You can protect yourself by reviewing your own automobile insurance policy. Your “declarations page” lists your coverages and the premiums you pay for each. The most important items on that page to protect you and your family members are the uninsured (UM) and underinsured motorist (UIM) coverages, which apply when you are hurt by a driver with no or little insurance. Further, unlike liability coverage, UM and UIM coverages apply (with some limitations) even when you are not in your own automobile – they follow you around.
It is advisable to have UM and UIM coverages in the same amount as your liability coverage. For example, if your liability coverage is in the amount of $100,000, then your UM and UIM coverages should be $100,000 each. In other words, you should protect yourself and your loved ones at least as much as you protect the other guy.
In West Virginia, unlike most states, UM and UIM are separate coverages. Also, UM coverage is mandatory in West Virginia while UIM coverage is optional (yet still highly advisable). As the name implies, UM coverage will likely be the only source that you have to pay for damages that you suffer when struck by a driver with no liability insurance.
In a situation where you are hurt by a driver without enough insurance, your UIM coverage will apply to any damages that you suffer in excess of his limit.
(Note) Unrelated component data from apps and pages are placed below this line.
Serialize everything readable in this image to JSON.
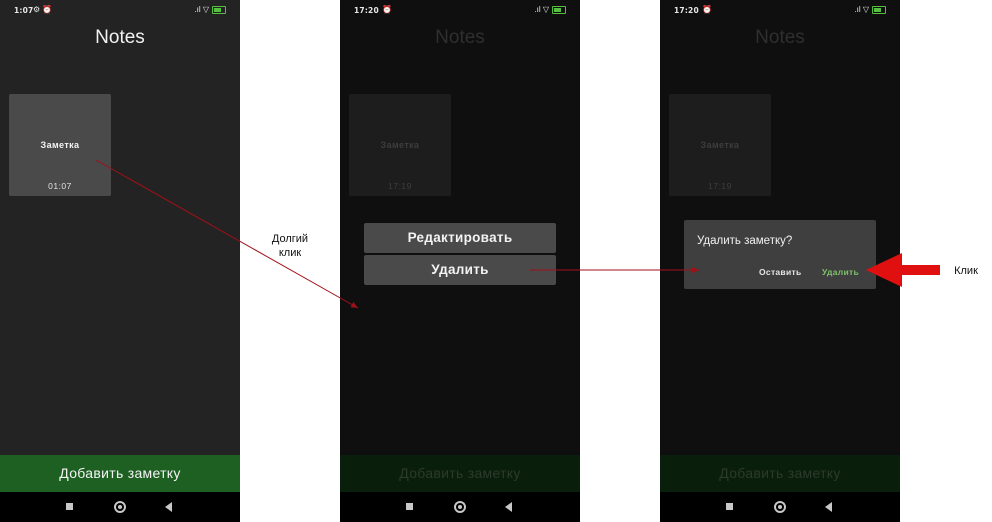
{
  "screens": [
    {
      "status": {
        "time": "1:07",
        "icons": "⚙ ⏰",
        "right_icons": ".ıl ▽"
      },
      "title": "Notes",
      "note": {
        "title": "Заметка",
        "date": "01:07"
      },
      "add_button": "Добавить заметку"
    },
    {
      "status": {
        "time": "17:20",
        "icons": "⏰",
        "right_icons": ".ıl ▽"
      },
      "title": "Notes",
      "note": {
        "title": "Заметка",
        "date": "17:19"
      },
      "menu": {
        "edit": "Редактировать",
        "delete": "Удалить"
      },
      "add_button": "Добавить заметку"
    },
    {
      "status": {
        "time": "17:20",
        "icons": "⏰",
        "right_icons": ".ıl ▽"
      },
      "title": "Notes",
      "note": {
        "title": "Заметка",
        "date": "17:19"
      },
      "dialog": {
        "title": "Удалить заметку?",
        "cancel": "Оставить",
        "confirm": "Удалить"
      },
      "add_button": "Добавить заметку"
    }
  ],
  "annotations": {
    "long_click_line1": "Долгий",
    "long_click_line2": "клик",
    "click": "Клик"
  },
  "colors": {
    "arrow_line": "#a01018",
    "arrow_fill": "#e01010",
    "add_button": "#1e5f22",
    "confirm": "#7ec06a"
  }
}
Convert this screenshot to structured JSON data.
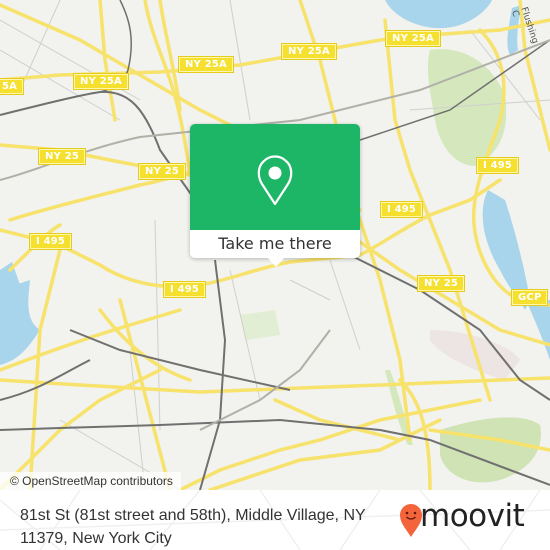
{
  "map": {
    "shields": [
      {
        "id": "ny25a-left-edge",
        "label": "5A"
      },
      {
        "id": "ny25a-1",
        "label": "NY 25A"
      },
      {
        "id": "ny25a-2",
        "label": "NY 25A"
      },
      {
        "id": "ny25a-3",
        "label": "NY 25A"
      },
      {
        "id": "ny25a-4",
        "label": "NY 25A"
      },
      {
        "id": "ny25-1",
        "label": "NY 25"
      },
      {
        "id": "ny25-2",
        "label": "NY 25"
      },
      {
        "id": "ny25-3",
        "label": "NY 25"
      },
      {
        "id": "i495-1",
        "label": "I 495"
      },
      {
        "id": "i495-2",
        "label": "I 495"
      },
      {
        "id": "i495-3",
        "label": "I 495"
      },
      {
        "id": "i495-4",
        "label": "I 495"
      },
      {
        "id": "gcp",
        "label": "GCP"
      }
    ],
    "water_label": "Flushing C",
    "colors": {
      "land": "#f2f2ee",
      "road_major": "#f7e26b",
      "water": "#a8d5ec",
      "park": "#d5e8bd",
      "rail": "#707070"
    }
  },
  "popup": {
    "action_label": "Take me there",
    "accent_color": "#1db667"
  },
  "attribution": "© OpenStreetMap contributors",
  "footer": {
    "address": "81st St (81st street and 58th), Middle Village, NY 11379, New York City",
    "brand": "moovit",
    "brand_color": "#f4643b"
  }
}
For example, if you suffer $120,000 in damages but the other driver only had $20,000 in liability coverage, your UIM coverage would step in and pay the next $100,000 (if you have that much in coverage).
Check with your insurance agent - you may be surprised at how little additional cost these critical coverages will add to your policy.